Saturday, April 11, 2009

Long Term Cocaine Usage



Yeah, I wonder what kind of business lawyers have ever run?

Perhaps his writers are busy enjoying the
Glenn Beck life style. Good God.

ND Obama Controversy: Buchanan vs. Common Sense

Thursday on Hardball, panelists Pat Buchanan and Lawrence O'Donnell discussed the Notre Dame-Obama controversy. Gee... I wonder who thinks Obama shouldn't speak at Notre Dame?

Buchanan hits on all the typical right-wing talking points, when Lawrence O'Donnell steps up with a dose of common sense and the Church's actual position on life--you know, as it also relates to people who are already born! Buchanan is left babbling with no answer for O'Donnell's challenges to his right-wing nuttery...



Note Buchanan's characterization of the Notre Dame issue as though all the students and alumni are against the President coming. This conveniently ignores the fact that the vast majority of the student body supports the invitation extended to the President. This article in The Observer illustrates the disconnect between the extremists and old-fart alumni who are making a lot of noise, and the opinions of the actual student body.

O'Donnell does a great job tearing Pat a new one, but is anyone else getting tired of the way the media is characterizing this? Yeah, so a bunch of right-wing political activists are up in arms over President Obama speaking at our school... but maybe the next time the media decides to bring this issue up they could actually contact someone representing the majority opinion of the students... pretty-please???

Friday, April 10, 2009

Monday, April 6, 2009

Some Interesting Thoughts, Findings

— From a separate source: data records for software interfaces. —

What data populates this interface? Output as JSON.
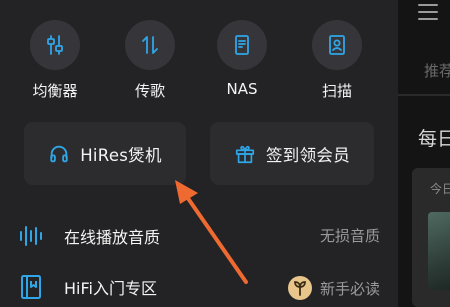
{
  "quick_actions": [
    {
      "label": "均衡器",
      "icon": "equalizer-icon"
    },
    {
      "label": "传歌",
      "icon": "transfer-icon"
    },
    {
      "label": "NAS",
      "icon": "nas-icon"
    },
    {
      "label": "扫描",
      "icon": "scan-icon"
    }
  ],
  "cards": {
    "hires": {
      "label": "HiRes煲机",
      "icon": "headphones-icon"
    },
    "signin": {
      "label": "签到领会员",
      "icon": "gift-icon"
    }
  },
  "list": {
    "quality": {
      "label": "在线播放音质",
      "value": "无损音质",
      "icon": "waveform-icon"
    },
    "hifi": {
      "label": "HiFi入门专区",
      "value": "新手必读",
      "icon": "book-icon",
      "badge_icon": "sprout-icon"
    }
  },
  "side_panel": {
    "tab_partial": "推荐",
    "title_partial": "每日",
    "card_text_partial": "今日"
  },
  "colors": {
    "accent_blue": "#2fa6e8",
    "arrow_orange": "#ef6a31",
    "badge_gold": "#e8c58a"
  }
}
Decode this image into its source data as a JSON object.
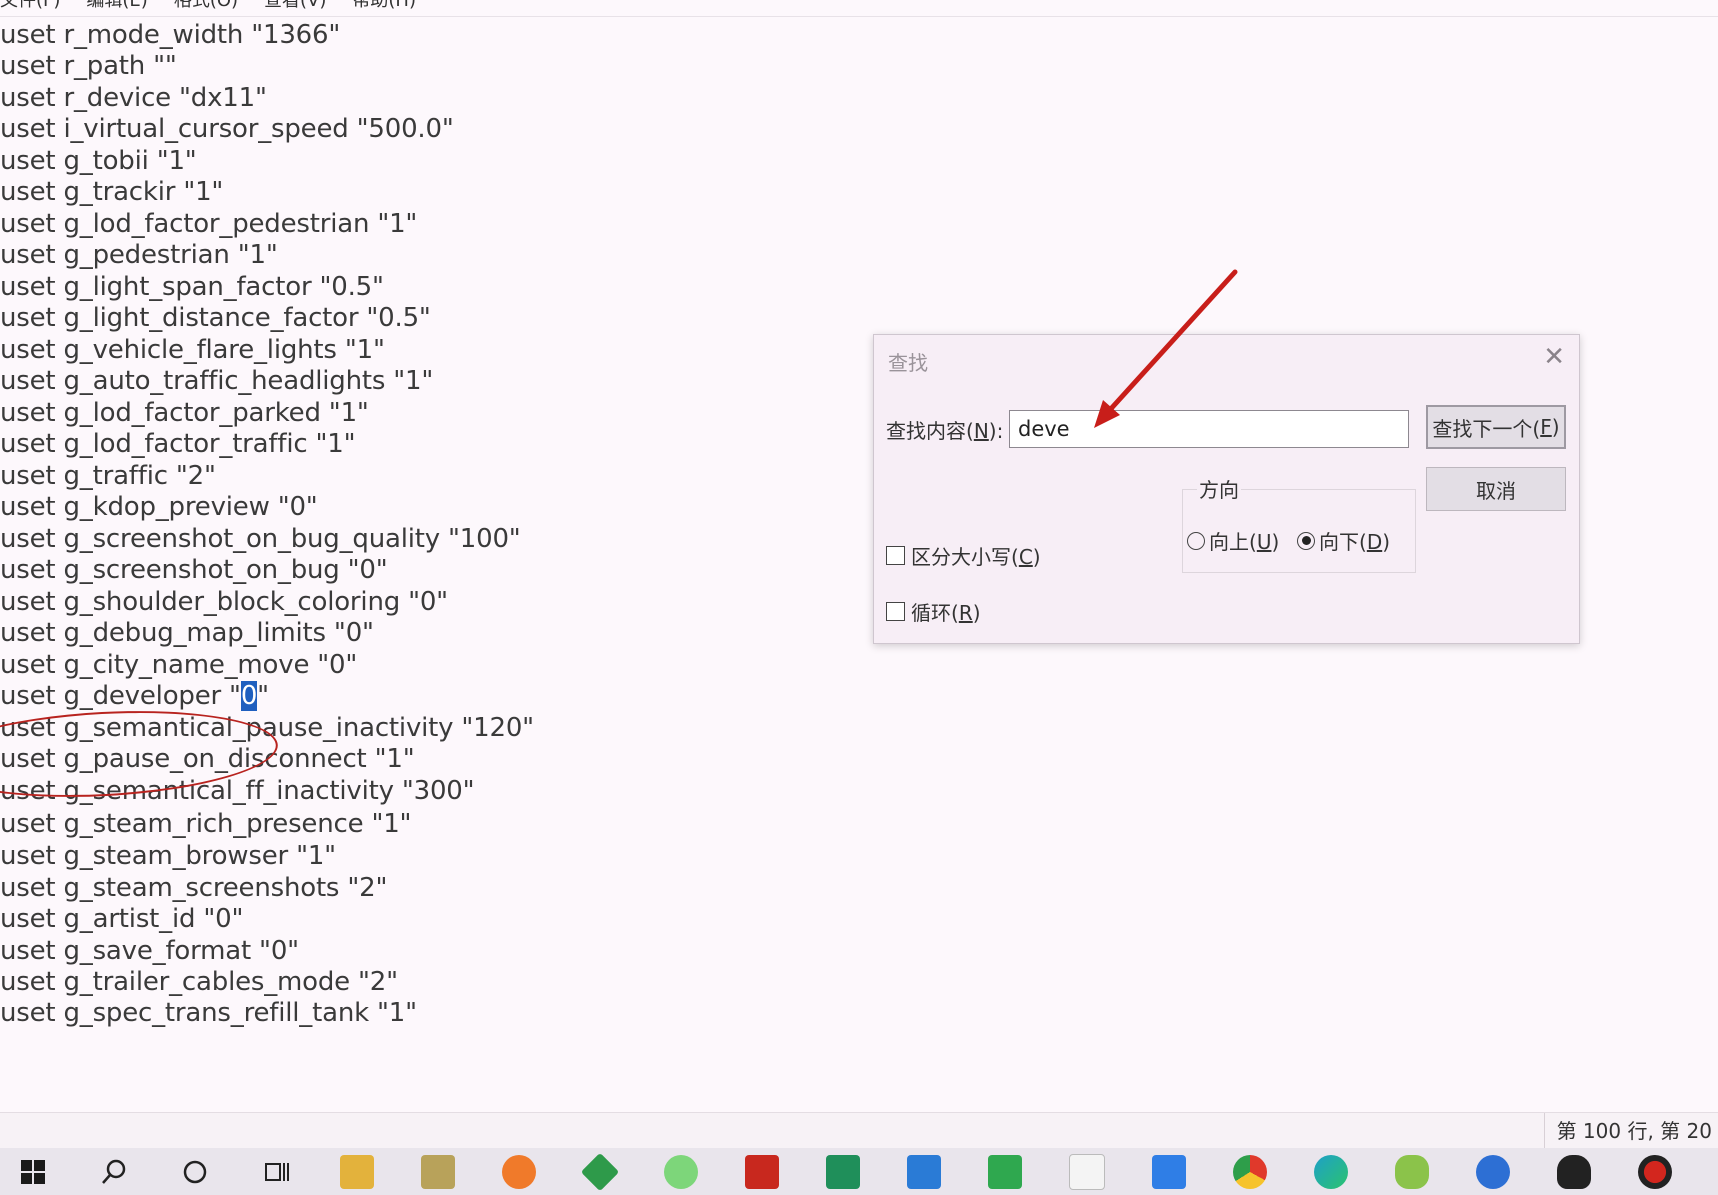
{
  "menu": [
    "文件(F)",
    "编辑(E)",
    "格式(O)",
    "查看(V)",
    "帮助(H)"
  ],
  "lines": [
    "uset r_mode_width \"1366\"",
    "uset r_path \"\"",
    "uset r_device \"dx11\"",
    "uset i_virtual_cursor_speed \"500.0\"",
    "uset g_tobii \"1\"",
    "uset g_trackir \"1\"",
    "uset g_lod_factor_pedestrian \"1\"",
    "uset g_pedestrian \"1\"",
    "uset g_light_span_factor \"0.5\"",
    "uset g_light_distance_factor \"0.5\"",
    "uset g_vehicle_flare_lights \"1\"",
    "uset g_auto_traffic_headlights \"1\"",
    "uset g_lod_factor_parked \"1\"",
    "uset g_lod_factor_traffic \"1\"",
    "uset g_traffic \"2\"",
    "uset g_kdop_preview \"0\"",
    "uset g_screenshot_on_bug_quality \"100\"",
    "uset g_screenshot_on_bug \"0\"",
    "uset g_shoulder_block_coloring \"0\"",
    "uset g_debug_map_limits \"0\"",
    "uset g_city_name_move \"0\"",
    "uset g_developer \"0\"",
    "uset g_semantical_pause_inactivity \"120\"",
    "uset g_pause_on_disconnect \"1\"",
    "uset g_semantical_ff_inactivity \"300\"",
    "uset g_steam_rich_presence \"1\"",
    "uset g_steam_browser \"1\"",
    "uset g_steam_screenshots \"2\"",
    "uset g_artist_id \"0\"",
    "uset g_save_format \"0\"",
    "uset g_trailer_cables_mode \"2\"",
    "uset g_spec_trans_refill_tank \"1\""
  ],
  "developer_line": {
    "prefix": "uset g_developer \"",
    "selected": "0",
    "suffix": "\""
  },
  "status": {
    "position": "第 100 行, 第 20"
  },
  "find_dialog": {
    "title": "查找",
    "close": "✕",
    "label_prefix": "查找内容(",
    "label_key": "N",
    "label_suffix": "):",
    "search_value": "deve",
    "find_next_prefix": "查找下一个(",
    "find_next_key": "F",
    "find_next_suffix": ")",
    "cancel": "取消",
    "direction_legend": "方向",
    "up_prefix": "向上(",
    "up_key": "U",
    "up_suffix": ")",
    "down_prefix": "向下(",
    "down_key": "D",
    "down_suffix": ")",
    "case_prefix": "区分大小写(",
    "case_key": "C",
    "case_suffix": ")",
    "wrap_prefix": "循环(",
    "wrap_key": "R",
    "wrap_suffix": ")",
    "direction_selected": "down",
    "match_case": false,
    "wrap": false
  },
  "taskbar": {
    "icons": [
      "windows-start-icon",
      "search-icon",
      "cortana-icon",
      "task-view-icon",
      "file-explorer-icon",
      "photos-icon",
      "snail-app-icon",
      "diamond-app-icon",
      "wechat-green-icon",
      "app-red-icon",
      "pycharm-icon",
      "vscode-icon",
      "hbuilder-icon",
      "typora-icon",
      "notepad-blue-icon",
      "chrome-icon",
      "edge-icon",
      "game-app-icon",
      "feather-app-icon",
      "qq-icon",
      "record-icon"
    ]
  },
  "colors": {
    "annotation": "#b8231f",
    "selection": "#1f5fbf"
  }
}
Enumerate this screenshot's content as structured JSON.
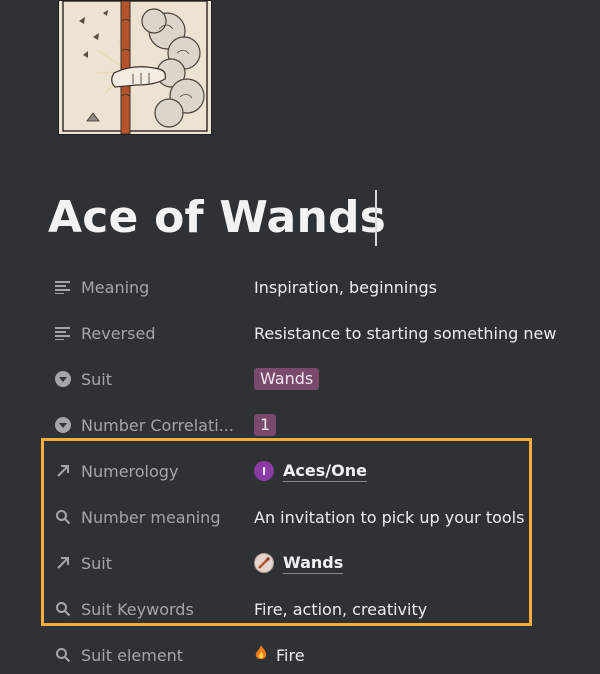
{
  "page": {
    "title": "Ace of Wands"
  },
  "properties": [
    {
      "label": "Meaning",
      "icon": "text-lines-icon",
      "type": "text",
      "value": "Inspiration, beginnings"
    },
    {
      "label": "Reversed",
      "icon": "text-lines-icon",
      "type": "text",
      "value": "Resistance to starting something new"
    },
    {
      "label": "Suit",
      "icon": "select-chevron-icon",
      "type": "select",
      "value": "Wands"
    },
    {
      "label": "Number Correlati...",
      "icon": "select-chevron-icon",
      "type": "select",
      "value": "1"
    },
    {
      "label": "Numerology",
      "icon": "relation-arrow-icon",
      "type": "relation",
      "value": "Aces/One",
      "badge": "I"
    },
    {
      "label": "Number meaning",
      "icon": "magnifier-icon",
      "type": "rollup",
      "value": "An invitation to pick up your tools"
    },
    {
      "label": "Suit",
      "icon": "relation-arrow-icon",
      "type": "relation",
      "value": "Wands"
    },
    {
      "label": "Suit Keywords",
      "icon": "magnifier-icon",
      "type": "rollup",
      "value": "Fire, action, creativity"
    },
    {
      "label": "Suit element",
      "icon": "magnifier-icon",
      "type": "rollup",
      "value": "Fire"
    }
  ],
  "colors": {
    "background": "#2f3235",
    "tag_background": "#7a4a6c",
    "highlight_border": "#f5ac3a",
    "numerology_badge": "#8a3ca4"
  }
}
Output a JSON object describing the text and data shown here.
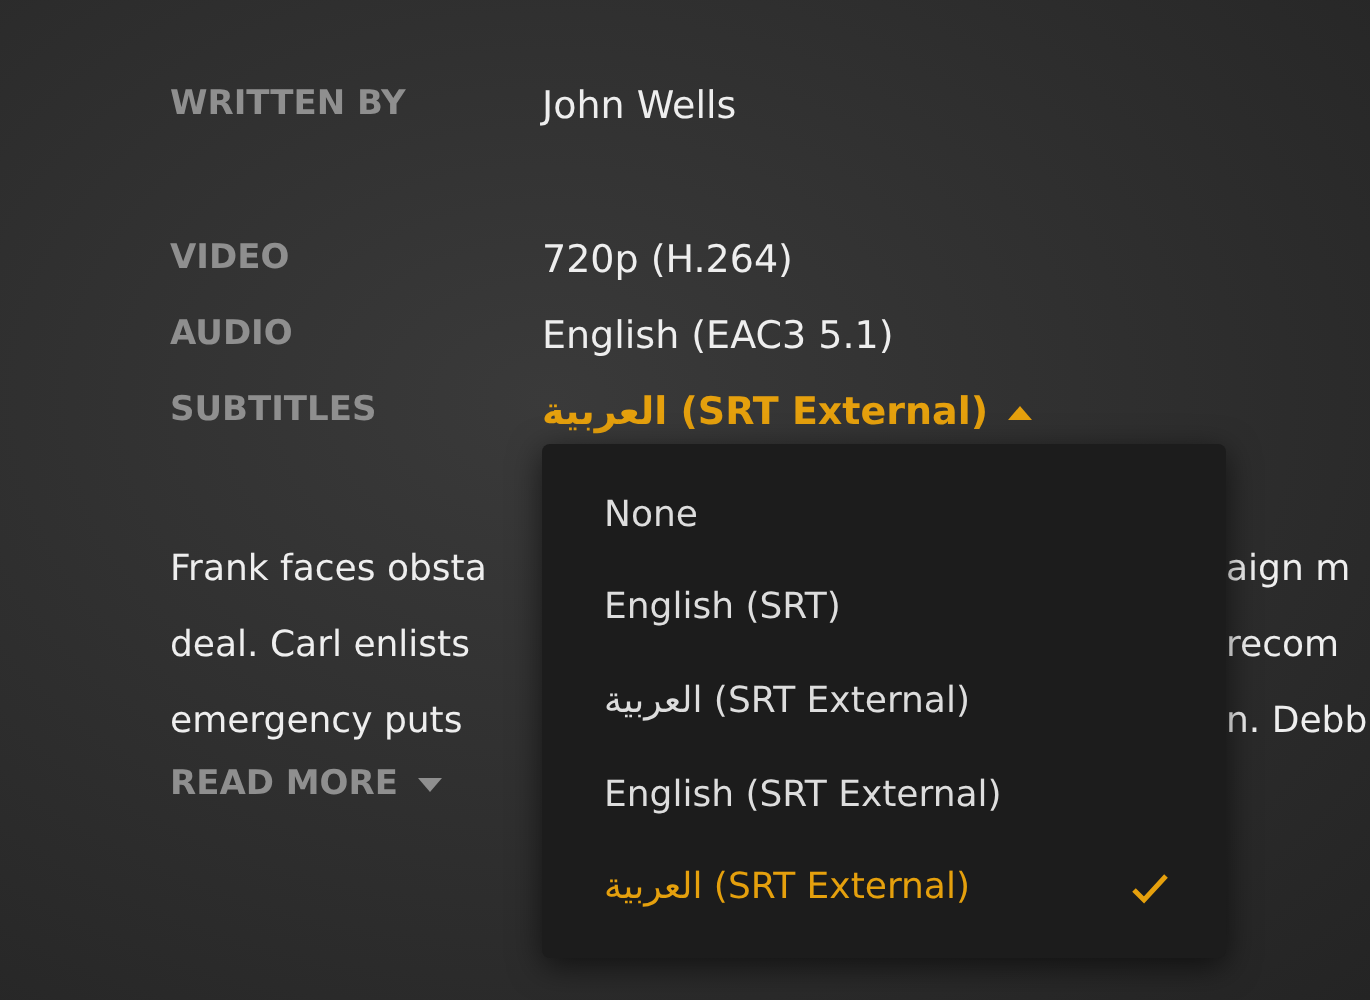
{
  "details": [
    {
      "kind": "text",
      "label": "WRITTEN BY",
      "value": "John Wells"
    },
    {
      "kind": "text",
      "label": "VIDEO",
      "value": "720p (H.264)"
    },
    {
      "kind": "text",
      "label": "AUDIO",
      "value": "English (EAC3 5.1)"
    },
    {
      "kind": "dropdown",
      "label": "SUBTITLES",
      "value": "العربية (SRT External)",
      "expanded": true
    }
  ],
  "summary_lines": [
    {
      "left": "Frank faces obsta",
      "right": "aign m"
    },
    {
      "left": "deal. Carl enlists",
      "right": "recom"
    },
    {
      "left": "emergency puts",
      "right": "n. Debb"
    }
  ],
  "read_more": {
    "label": "READ MORE",
    "expanded": false
  },
  "subtitle_menu": [
    {
      "label": "None",
      "selected": false
    },
    {
      "label": "English (SRT)",
      "selected": false
    },
    {
      "label": "العربية (SRT External)",
      "selected": false
    },
    {
      "label": "English (SRT External)",
      "selected": false
    },
    {
      "label": "العربية (SRT External)",
      "selected": true
    }
  ]
}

In other news: A great piece on the decline of religiosity, Sean Hannity's claim to have never watched porn, and why capital punishment is breaking our wallets...lefty cries again!

With an abundance of major news stories from this weekend, including Iowa's reversal on gay marriage, the unemployment rate up to 8.5%, the President offering tough words to Europeans, and the massacre in NY, I figured it would only be fitting to talk about some less-known stories floating around so as to bolster Lefty's reputation for giving our readers something new to digest. Enjoy!

1) The first piece I came upon is a great expose on the declining rate of religious membership/identification among American citizens. Jon Meacham talks gives a comprehensive telling of the seismic shift and its historical roots. Perhaps most importantly, he raises a number of important questions about what this means for the future of our nation. As students at a religious institution, it is something that is very relevant to our daily discussions. Often we have engaged in the discussion over declining number of Catholic faculty or the current debate over the President's visit in May. Thematically inserted into each of these discussions is an underlying question about the waning role of religion in our lives. Our very own Mike O'Brien recently wrote a thoughtful piece about the topic. For many progressives on campus, there is a burning question in their minds about their own religious identity. We ask ourselves: "does my outer rational intellectual self agree with my religious inner self?" For some, undoubtedly, the conclusion has driven them away from the church, faith, and religiosity in general. For others, the answer comes in maintaining faith and balancing the two sides, often at the direct/indirect ridicule of their liberal friends. Altogether, the dynamic is powerful and ubiquitous at Notre Dame. I highly encourage you to take 15 minutes and read Meacham's piece.

On a completely unrelated note, prepare to laugh...

2) Sean Hannity, Fox News Channel program host and loud conservative (which are one and the same), recently claimed that he has NEVER watched porn. Unbelievable as this may seem, I reserve my judgment. As Fox News loves to say, "YOU DECIDE":





3) Finally, I stumbled upon an interesting bit about capital punishment, an area that our own editor Bill has notable experience with (he worked for the NCADP last year).
In a speech before the Maryland Senate in mid-2009-FEB, Governor Martin O'Malley argued that the death penalty in the state be eliminated to cut costs. He noted that capital homicide cases cost three times as much as homicide cases in which the death penalty is not sought. He said: "... we can't afford that when there are better and cheaper ways to reduce crime." (www.religioustolerance.org)
As the lifeless and decrepit economy dominates America's daily conversation, I have seen a number of peripheral policy changes mentioned. Some include numerous calls for marijuana legalization and the hilarious "Prop 8 Musical" to legalize gay marriage. But eliminating capital punishment as a form of budgetary relief is just pure genius. The United States, of all countries in the world, is the most recent to use the practice. Not only is this embarrassing, it is expensive (California wastes $63.3 million a year). Moral arguments aside (don't let me start), the economics of the issue seem quite obvious.

The question should be asked: WHY DO WE STILL EXECUTE PRISONERS?